Data excerpts ▸
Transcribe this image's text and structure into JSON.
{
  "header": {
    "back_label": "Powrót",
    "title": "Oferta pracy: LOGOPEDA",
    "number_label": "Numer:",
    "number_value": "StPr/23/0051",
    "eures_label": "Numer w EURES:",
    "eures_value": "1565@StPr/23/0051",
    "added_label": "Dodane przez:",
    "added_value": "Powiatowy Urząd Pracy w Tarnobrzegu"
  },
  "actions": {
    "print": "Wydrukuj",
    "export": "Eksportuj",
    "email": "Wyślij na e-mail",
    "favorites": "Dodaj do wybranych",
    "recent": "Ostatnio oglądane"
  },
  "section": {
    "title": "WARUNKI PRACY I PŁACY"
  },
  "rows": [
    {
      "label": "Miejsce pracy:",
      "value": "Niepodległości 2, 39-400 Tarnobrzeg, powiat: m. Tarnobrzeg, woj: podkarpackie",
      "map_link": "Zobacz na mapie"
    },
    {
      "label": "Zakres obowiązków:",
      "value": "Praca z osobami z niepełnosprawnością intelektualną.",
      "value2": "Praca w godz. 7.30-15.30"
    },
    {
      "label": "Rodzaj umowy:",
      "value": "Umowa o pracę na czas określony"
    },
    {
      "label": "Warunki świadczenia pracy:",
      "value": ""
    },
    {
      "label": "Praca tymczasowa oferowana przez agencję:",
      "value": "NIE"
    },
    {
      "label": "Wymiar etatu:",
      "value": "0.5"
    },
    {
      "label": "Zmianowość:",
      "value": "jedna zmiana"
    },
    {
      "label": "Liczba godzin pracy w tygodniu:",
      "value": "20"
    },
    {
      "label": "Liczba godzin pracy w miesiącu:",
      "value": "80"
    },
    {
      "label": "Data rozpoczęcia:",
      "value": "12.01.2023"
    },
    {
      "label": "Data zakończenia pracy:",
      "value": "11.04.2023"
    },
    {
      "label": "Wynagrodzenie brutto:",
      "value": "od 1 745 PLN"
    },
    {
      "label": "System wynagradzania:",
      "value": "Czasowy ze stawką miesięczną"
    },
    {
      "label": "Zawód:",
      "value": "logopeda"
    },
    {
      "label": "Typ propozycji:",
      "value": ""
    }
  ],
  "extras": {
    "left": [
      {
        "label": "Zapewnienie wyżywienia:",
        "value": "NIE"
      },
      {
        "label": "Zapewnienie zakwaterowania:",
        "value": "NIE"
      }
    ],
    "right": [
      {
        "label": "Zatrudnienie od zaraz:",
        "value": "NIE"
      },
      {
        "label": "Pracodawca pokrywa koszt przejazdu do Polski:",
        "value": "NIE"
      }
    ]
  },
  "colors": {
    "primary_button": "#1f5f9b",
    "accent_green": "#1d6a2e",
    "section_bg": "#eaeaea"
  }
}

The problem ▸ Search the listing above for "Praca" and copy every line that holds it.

Output of the task ▸
      "value": "Praca z osobami z niepełnosprawnością intelektualną.",
      "value2": "Praca w godz. 7.30-15.30"
      "label": "Praca tymczasowa oferowana przez agencję:",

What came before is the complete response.